The initial use of SciBox for small sat operations was on the ORS Tech 1 and ORS Tech 2 Multi-mission Bus Demonstration (MBD) program. This program required an easy-to-use, operational management system for use by a non-APL operations team. This instantiation of the SciBox was named S2Ops. With a user-friendly, graphics interface built, this version of SciBox was an ideal solution for the government operations team.

For the CubeSat Signal Preprocessor Assessment and Test (CAT) mission, APL operates two 3U satellites, each hosting an industry-provided RF instrument, in low Earth orbit (LEO). APL operates the satellites using SciBox, which provides key features to autonomously manage satellite constellations. Given the limited operational resources and the desire to maximize the number of experiments performed, SciBox is an ideal solution for the CAT mission. SciBox reduces the lead time for operations planning by shortening the time-consuming coordination process, reduces cost by automating the labor-intensive processes of human-in-the-loop adjudication of operational priorities, reduces operations risk by systematically checking mission constraints, and maximizes data return by fully evaluating the trade space of experimental opportunities versus spacecraft recorder, downlink, scheduling, and orbital-geometry constraints. SciBox is also used on CAT to generate a command schedule that executes the following operations: South Atlantic Anomaly (SAA) constraints, experiment configuration schedule, ground station contacts, delta-differential drag maneuvers, and flight safety constraints.
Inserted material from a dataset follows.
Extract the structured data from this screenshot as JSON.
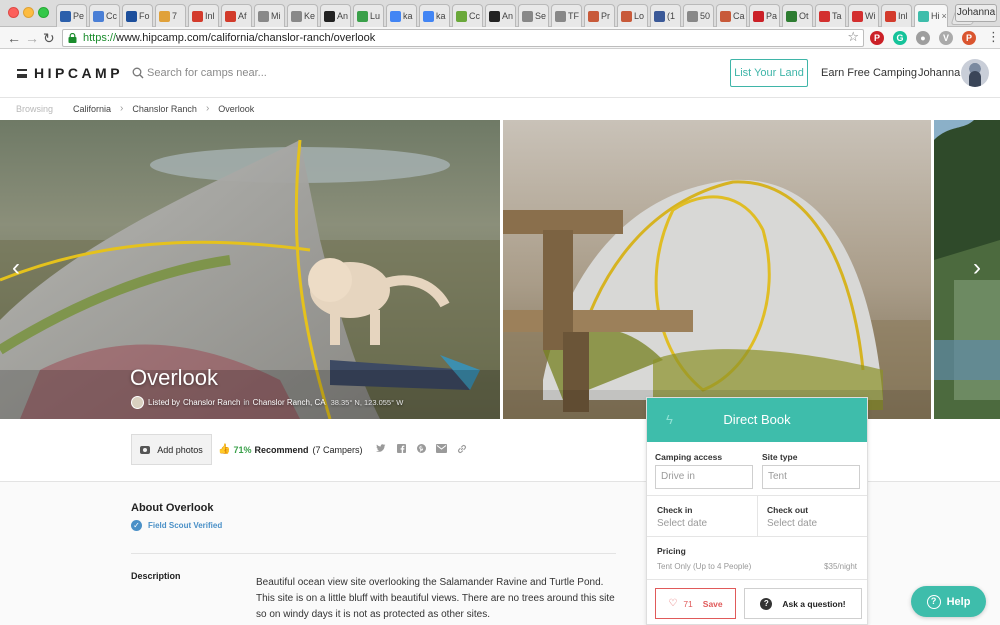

Finally, the latest application of SciBox is to the Electrojet Zeeman Imaging Explorer (EZIE) mission, which studies the electric currents that play a crucial role in the interactions between Earth and the surrounding magnetosphere. EZIE consists of three 6U CubeSats flying in a pearls-on-a-string orbit configuration, each carrying a Microwave Electrojet Magnetogram (MEM) instrument. This mission will utilize the SciBox capabilities demonstrated on CAT, but also include enhanced features such as early spacecraft recovery by using the observed carrier frequency (or Doppler shift), and support the systems integration phase prior to launch.